=== YOUR OBJECTIVE ===
For each line of the data below that holds "icon", copy the line.

(Website and app data records)
• • • •

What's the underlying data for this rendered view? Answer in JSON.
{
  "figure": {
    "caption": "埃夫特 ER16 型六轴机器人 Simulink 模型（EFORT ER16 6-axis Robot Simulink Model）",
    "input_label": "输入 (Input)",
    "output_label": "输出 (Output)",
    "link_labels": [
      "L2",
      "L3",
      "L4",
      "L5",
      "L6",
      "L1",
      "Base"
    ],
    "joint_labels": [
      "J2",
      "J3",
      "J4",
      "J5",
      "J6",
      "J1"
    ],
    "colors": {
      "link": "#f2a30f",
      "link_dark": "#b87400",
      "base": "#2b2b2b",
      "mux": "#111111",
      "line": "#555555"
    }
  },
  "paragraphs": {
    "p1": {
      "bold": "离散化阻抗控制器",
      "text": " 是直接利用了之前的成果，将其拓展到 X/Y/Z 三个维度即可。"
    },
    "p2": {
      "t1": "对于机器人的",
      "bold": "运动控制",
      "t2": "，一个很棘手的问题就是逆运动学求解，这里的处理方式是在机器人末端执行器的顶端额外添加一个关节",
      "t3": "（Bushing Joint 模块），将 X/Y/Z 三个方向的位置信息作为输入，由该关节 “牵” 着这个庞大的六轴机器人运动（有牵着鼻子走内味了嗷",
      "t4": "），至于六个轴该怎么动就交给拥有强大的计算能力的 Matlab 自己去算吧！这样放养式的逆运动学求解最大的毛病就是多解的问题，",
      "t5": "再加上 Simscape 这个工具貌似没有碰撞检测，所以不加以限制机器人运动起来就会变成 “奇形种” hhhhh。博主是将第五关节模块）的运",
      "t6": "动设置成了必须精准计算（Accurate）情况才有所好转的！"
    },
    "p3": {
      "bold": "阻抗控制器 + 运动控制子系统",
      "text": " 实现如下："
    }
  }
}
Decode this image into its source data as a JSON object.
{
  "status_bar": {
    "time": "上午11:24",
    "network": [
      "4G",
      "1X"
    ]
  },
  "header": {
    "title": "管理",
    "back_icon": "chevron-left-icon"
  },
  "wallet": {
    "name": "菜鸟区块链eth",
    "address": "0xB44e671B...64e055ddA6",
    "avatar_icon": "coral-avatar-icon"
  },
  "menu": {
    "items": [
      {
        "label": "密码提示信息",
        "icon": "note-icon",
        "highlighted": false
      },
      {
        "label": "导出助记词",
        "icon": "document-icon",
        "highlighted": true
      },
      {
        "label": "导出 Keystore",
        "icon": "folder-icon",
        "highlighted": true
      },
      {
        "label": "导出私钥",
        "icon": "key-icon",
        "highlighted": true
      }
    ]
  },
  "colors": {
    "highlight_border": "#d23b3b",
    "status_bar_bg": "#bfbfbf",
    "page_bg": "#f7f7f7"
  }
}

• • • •

=== RESPONSE TO THE TASK ===
    "back_icon": "chevron-left-icon"
    "avatar_icon": "coral-avatar-icon"
        "icon": "note-icon",
        "icon": "document-icon",
        "icon": "folder-icon",
        "icon": "key-icon",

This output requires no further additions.